▶ **Stored entries**:
___

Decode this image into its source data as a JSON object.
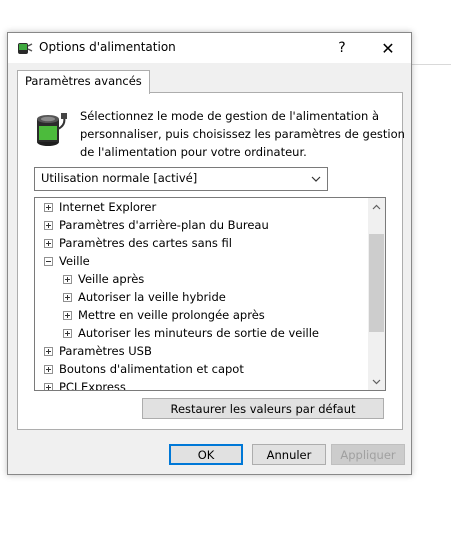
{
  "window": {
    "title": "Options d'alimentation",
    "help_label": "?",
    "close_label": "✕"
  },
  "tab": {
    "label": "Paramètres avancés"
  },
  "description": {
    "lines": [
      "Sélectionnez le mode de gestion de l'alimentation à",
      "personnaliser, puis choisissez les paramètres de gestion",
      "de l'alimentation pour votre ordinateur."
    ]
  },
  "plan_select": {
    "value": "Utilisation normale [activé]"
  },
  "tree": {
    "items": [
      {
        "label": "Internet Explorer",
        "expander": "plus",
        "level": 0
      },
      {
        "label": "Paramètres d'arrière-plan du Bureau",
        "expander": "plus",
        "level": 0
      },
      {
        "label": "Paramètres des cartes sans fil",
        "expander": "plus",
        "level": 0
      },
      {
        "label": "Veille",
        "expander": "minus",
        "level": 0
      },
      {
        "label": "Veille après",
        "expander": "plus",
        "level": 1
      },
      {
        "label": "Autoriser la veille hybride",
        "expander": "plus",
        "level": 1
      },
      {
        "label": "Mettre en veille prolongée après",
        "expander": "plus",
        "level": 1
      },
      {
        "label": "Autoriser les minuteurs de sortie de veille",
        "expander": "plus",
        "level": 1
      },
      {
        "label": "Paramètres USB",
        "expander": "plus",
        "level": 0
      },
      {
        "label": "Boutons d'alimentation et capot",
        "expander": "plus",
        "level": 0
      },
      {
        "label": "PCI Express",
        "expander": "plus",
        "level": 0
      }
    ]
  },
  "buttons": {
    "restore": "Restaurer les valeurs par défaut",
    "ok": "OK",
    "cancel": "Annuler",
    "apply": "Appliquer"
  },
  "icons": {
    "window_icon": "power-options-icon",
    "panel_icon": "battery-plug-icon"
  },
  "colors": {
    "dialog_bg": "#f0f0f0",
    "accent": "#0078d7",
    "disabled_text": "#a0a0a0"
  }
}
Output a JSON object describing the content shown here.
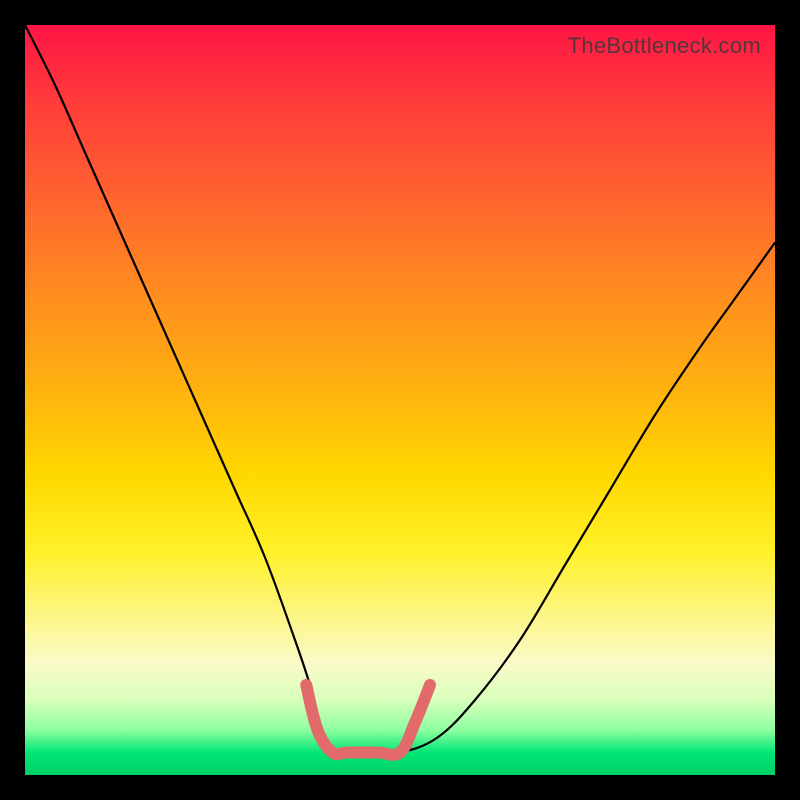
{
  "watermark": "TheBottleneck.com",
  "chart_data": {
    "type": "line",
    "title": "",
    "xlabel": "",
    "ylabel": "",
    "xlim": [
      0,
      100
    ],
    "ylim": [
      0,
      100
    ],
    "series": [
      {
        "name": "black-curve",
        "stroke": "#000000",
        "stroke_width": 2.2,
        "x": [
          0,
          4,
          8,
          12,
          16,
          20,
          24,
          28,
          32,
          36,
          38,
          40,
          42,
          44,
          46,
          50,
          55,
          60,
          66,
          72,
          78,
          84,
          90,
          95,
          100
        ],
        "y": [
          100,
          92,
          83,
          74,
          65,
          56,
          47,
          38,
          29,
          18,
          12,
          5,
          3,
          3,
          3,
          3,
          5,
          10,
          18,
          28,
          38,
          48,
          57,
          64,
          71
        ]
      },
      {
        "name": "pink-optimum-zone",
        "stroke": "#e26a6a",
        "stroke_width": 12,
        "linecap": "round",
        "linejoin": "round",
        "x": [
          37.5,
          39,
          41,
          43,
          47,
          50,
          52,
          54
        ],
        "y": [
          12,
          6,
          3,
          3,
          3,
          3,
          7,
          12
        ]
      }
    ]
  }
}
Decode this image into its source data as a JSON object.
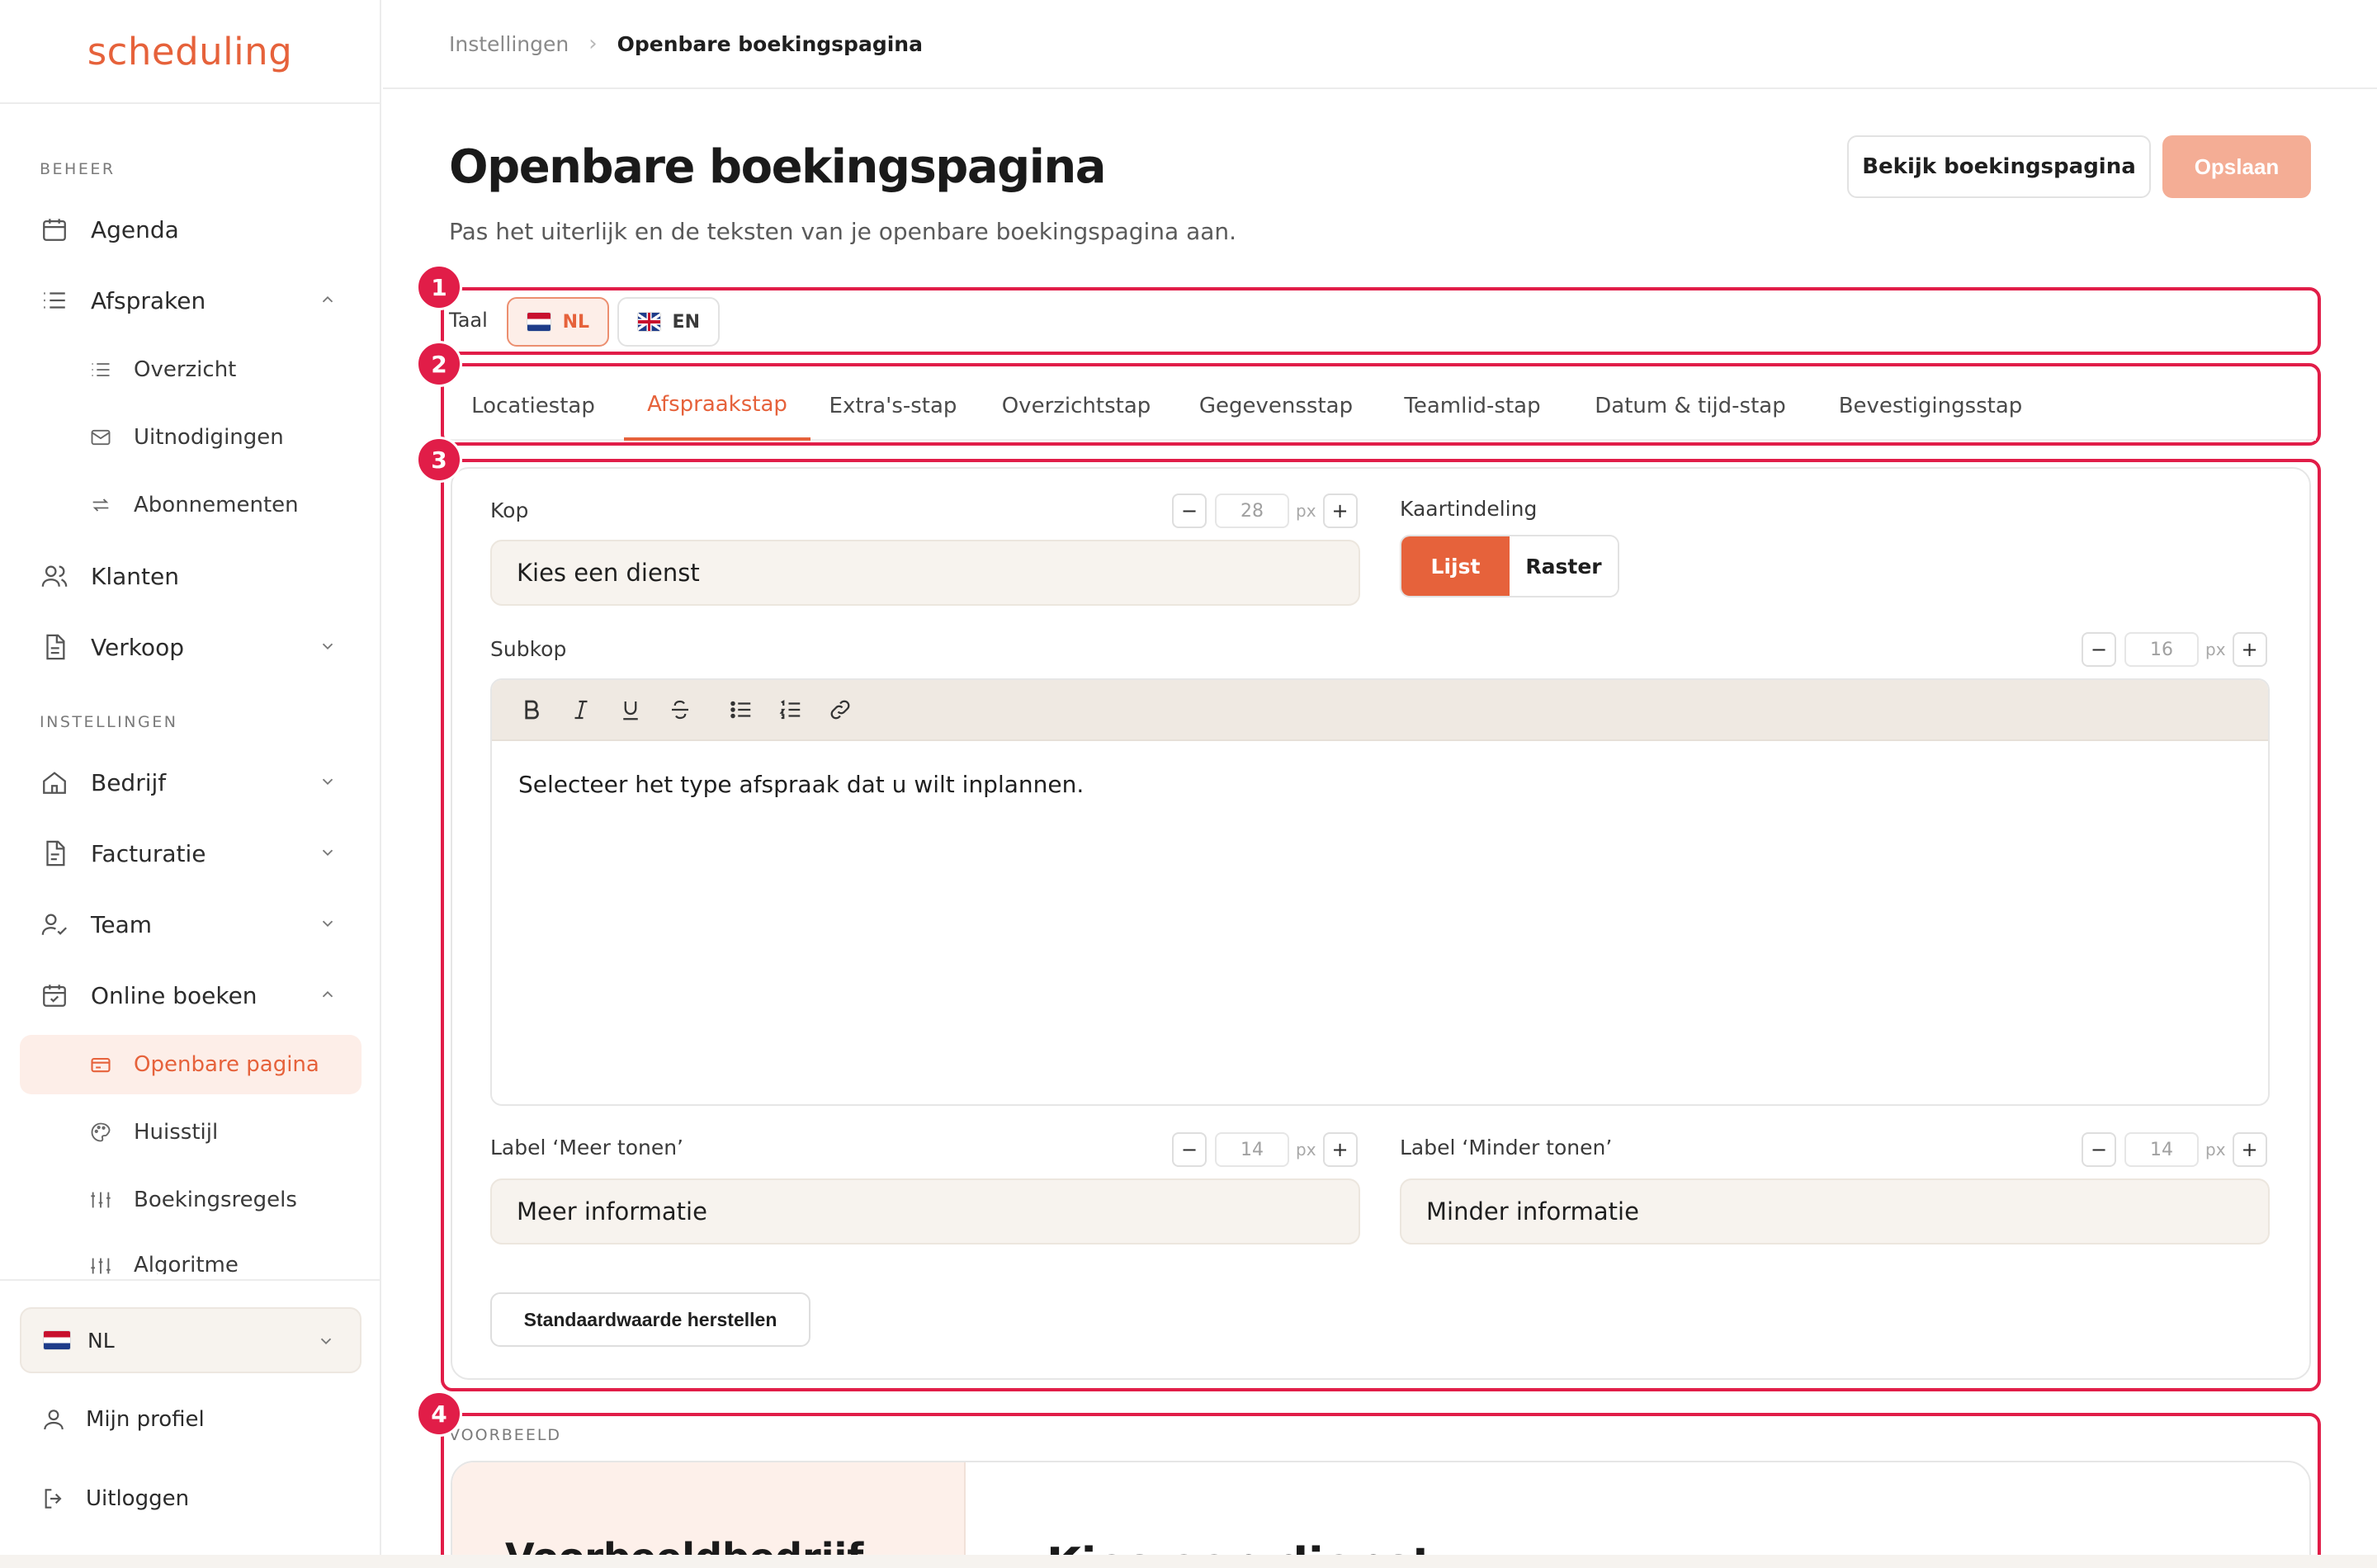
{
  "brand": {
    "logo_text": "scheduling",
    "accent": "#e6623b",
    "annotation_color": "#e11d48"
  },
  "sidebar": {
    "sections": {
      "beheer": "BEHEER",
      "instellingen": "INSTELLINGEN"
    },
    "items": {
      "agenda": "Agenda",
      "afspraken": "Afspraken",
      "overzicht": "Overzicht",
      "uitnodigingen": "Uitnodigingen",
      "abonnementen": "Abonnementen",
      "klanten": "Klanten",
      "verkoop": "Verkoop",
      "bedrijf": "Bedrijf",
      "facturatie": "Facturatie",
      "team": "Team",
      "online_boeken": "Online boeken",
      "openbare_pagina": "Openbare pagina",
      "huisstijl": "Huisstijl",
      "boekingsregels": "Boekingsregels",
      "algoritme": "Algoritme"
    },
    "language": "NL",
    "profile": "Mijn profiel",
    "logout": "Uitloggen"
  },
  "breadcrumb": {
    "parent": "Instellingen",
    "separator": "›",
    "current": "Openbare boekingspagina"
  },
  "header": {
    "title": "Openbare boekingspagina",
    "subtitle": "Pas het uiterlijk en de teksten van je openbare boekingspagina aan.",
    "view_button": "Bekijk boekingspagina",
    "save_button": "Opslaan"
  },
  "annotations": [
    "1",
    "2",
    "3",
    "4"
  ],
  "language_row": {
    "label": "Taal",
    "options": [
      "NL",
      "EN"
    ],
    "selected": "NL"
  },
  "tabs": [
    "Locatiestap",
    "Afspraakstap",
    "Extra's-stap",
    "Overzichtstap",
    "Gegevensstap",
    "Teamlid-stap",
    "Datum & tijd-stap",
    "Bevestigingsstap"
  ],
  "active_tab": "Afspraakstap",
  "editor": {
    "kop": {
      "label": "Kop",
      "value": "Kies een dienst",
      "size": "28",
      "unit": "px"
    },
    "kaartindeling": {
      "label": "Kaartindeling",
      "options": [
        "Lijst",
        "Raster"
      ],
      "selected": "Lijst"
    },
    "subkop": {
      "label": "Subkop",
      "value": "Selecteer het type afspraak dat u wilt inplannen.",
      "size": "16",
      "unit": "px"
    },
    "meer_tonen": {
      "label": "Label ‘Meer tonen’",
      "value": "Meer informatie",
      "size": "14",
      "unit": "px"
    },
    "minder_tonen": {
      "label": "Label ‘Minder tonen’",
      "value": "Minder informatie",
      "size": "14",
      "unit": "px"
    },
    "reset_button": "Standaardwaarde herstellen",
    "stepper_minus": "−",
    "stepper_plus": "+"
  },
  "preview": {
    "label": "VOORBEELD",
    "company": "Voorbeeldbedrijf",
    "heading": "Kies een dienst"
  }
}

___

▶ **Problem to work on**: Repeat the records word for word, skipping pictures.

▶ **Task response**:
Decode this image into its source data as a JSON object.
{
  "window": {
    "title": "Options d'alimentation",
    "help_label": "?",
    "close_label": "✕"
  },
  "tab": {
    "label": "Paramètres avancés"
  },
  "description": {
    "lines": [
      "Sélectionnez le mode de gestion de l'alimentation à",
      "personnaliser, puis choisissez les paramètres de gestion",
      "de l'alimentation pour votre ordinateur."
    ]
  },
  "plan_select": {
    "value": "Utilisation normale [activé]"
  },
  "tree": {
    "items": [
      {
        "label": "Internet Explorer",
        "expander": "plus",
        "level": 0
      },
      {
        "label": "Paramètres d'arrière-plan du Bureau",
        "expander": "plus",
        "level": 0
      },
      {
        "label": "Paramètres des cartes sans fil",
        "expander": "plus",
        "level": 0
      },
      {
        "label": "Veille",
        "expander": "minus",
        "level": 0
      },
      {
        "label": "Veille après",
        "expander": "plus",
        "level": 1
      },
      {
        "label": "Autoriser la veille hybride",
        "expander": "plus",
        "level": 1
      },
      {
        "label": "Mettre en veille prolongée après",
        "expander": "plus",
        "level": 1
      },
      {
        "label": "Autoriser les minuteurs de sortie de veille",
        "expander": "plus",
        "level": 1
      },
      {
        "label": "Paramètres USB",
        "expander": "plus",
        "level": 0
      },
      {
        "label": "Boutons d'alimentation et capot",
        "expander": "plus",
        "level": 0
      },
      {
        "label": "PCI Express",
        "expander": "plus",
        "level": 0
      }
    ]
  },
  "buttons": {
    "restore": "Restaurer les valeurs par défaut",
    "ok": "OK",
    "cancel": "Annuler",
    "apply": "Appliquer"
  },
  "icons": {
    "window_icon": "power-options-icon",
    "panel_icon": "battery-plug-icon"
  },
  "colors": {
    "dialog_bg": "#f0f0f0",
    "accent": "#0078d7",
    "disabled_text": "#a0a0a0"
  }
}
Output a JSON object describing the content shown here.
{
  "watermark": "TheBottleneck.com",
  "chart_data": {
    "type": "line",
    "title": "",
    "xlabel": "",
    "ylabel": "",
    "xlim": [
      0,
      100
    ],
    "ylim": [
      0,
      100
    ],
    "series": [
      {
        "name": "black-curve",
        "stroke": "#000000",
        "stroke_width": 2.2,
        "x": [
          0,
          4,
          8,
          12,
          16,
          20,
          24,
          28,
          32,
          36,
          38,
          40,
          42,
          44,
          46,
          50,
          55,
          60,
          66,
          72,
          78,
          84,
          90,
          95,
          100
        ],
        "y": [
          100,
          92,
          83,
          74,
          65,
          56,
          47,
          38,
          29,
          18,
          12,
          5,
          3,
          3,
          3,
          3,
          5,
          10,
          18,
          28,
          38,
          48,
          57,
          64,
          71
        ]
      },
      {
        "name": "pink-optimum-zone",
        "stroke": "#e26a6a",
        "stroke_width": 12,
        "linecap": "round",
        "linejoin": "round",
        "x": [
          37.5,
          39,
          41,
          43,
          47,
          50,
          52,
          54
        ],
        "y": [
          12,
          6,
          3,
          3,
          3,
          3,
          7,
          12
        ]
      }
    ]
  }
}
Decode this image into its source data as a JSON object.
{
  "brand": {
    "logo_text": "scheduling",
    "accent": "#e6623b",
    "annotation_color": "#e11d48"
  },
  "sidebar": {
    "sections": {
      "beheer": "BEHEER",
      "instellingen": "INSTELLINGEN"
    },
    "items": {
      "agenda": "Agenda",
      "afspraken": "Afspraken",
      "overzicht": "Overzicht",
      "uitnodigingen": "Uitnodigingen",
      "abonnementen": "Abonnementen",
      "klanten": "Klanten",
      "verkoop": "Verkoop",
      "bedrijf": "Bedrijf",
      "facturatie": "Facturatie",
      "team": "Team",
      "online_boeken": "Online boeken",
      "openbare_pagina": "Openbare pagina",
      "huisstijl": "Huisstijl",
      "boekingsregels": "Boekingsregels",
      "algoritme": "Algoritme"
    },
    "language": "NL",
    "profile": "Mijn profiel",
    "logout": "Uitloggen"
  },
  "breadcrumb": {
    "parent": "Instellingen",
    "separator": "›",
    "current": "Openbare boekingspagina"
  },
  "header": {
    "title": "Openbare boekingspagina",
    "subtitle": "Pas het uiterlijk en de teksten van je openbare boekingspagina aan.",
    "view_button": "Bekijk boekingspagina",
    "save_button": "Opslaan"
  },
  "annotations": [
    "1",
    "2",
    "3",
    "4"
  ],
  "language_row": {
    "label": "Taal",
    "options": [
      "NL",
      "EN"
    ],
    "selected": "NL"
  },
  "tabs": [
    "Locatiestap",
    "Afspraakstap",
    "Extra's-stap",
    "Overzichtstap",
    "Gegevensstap",
    "Teamlid-stap",
    "Datum & tijd-stap",
    "Bevestigingsstap"
  ],
  "active_tab": "Afspraakstap",
  "editor": {
    "kop": {
      "label": "Kop",
      "value": "Kies een dienst",
      "size": "28",
      "unit": "px"
    },
    "kaartindeling": {
      "label": "Kaartindeling",
      "options": [
        "Lijst",
        "Raster"
      ],
      "selected": "Lijst"
    },
    "subkop": {
      "label": "Subkop",
      "value": "Selecteer het type afspraak dat u wilt inplannen.",
      "size": "16",
      "unit": "px"
    },
    "meer_tonen": {
      "label": "Label ‘Meer tonen’",
      "value": "Meer informatie",
      "size": "14",
      "unit": "px"
    },
    "minder_tonen": {
      "label": "Label ‘Minder tonen’",
      "value": "Minder informatie",
      "size": "14",
      "unit": "px"
    },
    "reset_button": "Standaardwaarde herstellen",
    "stepper_minus": "−",
    "stepper_plus": "+"
  },
  "preview": {
    "label": "VOORBEELD",
    "company": "Voorbeeldbedrijf",
    "heading": "Kies een dienst"
  }
}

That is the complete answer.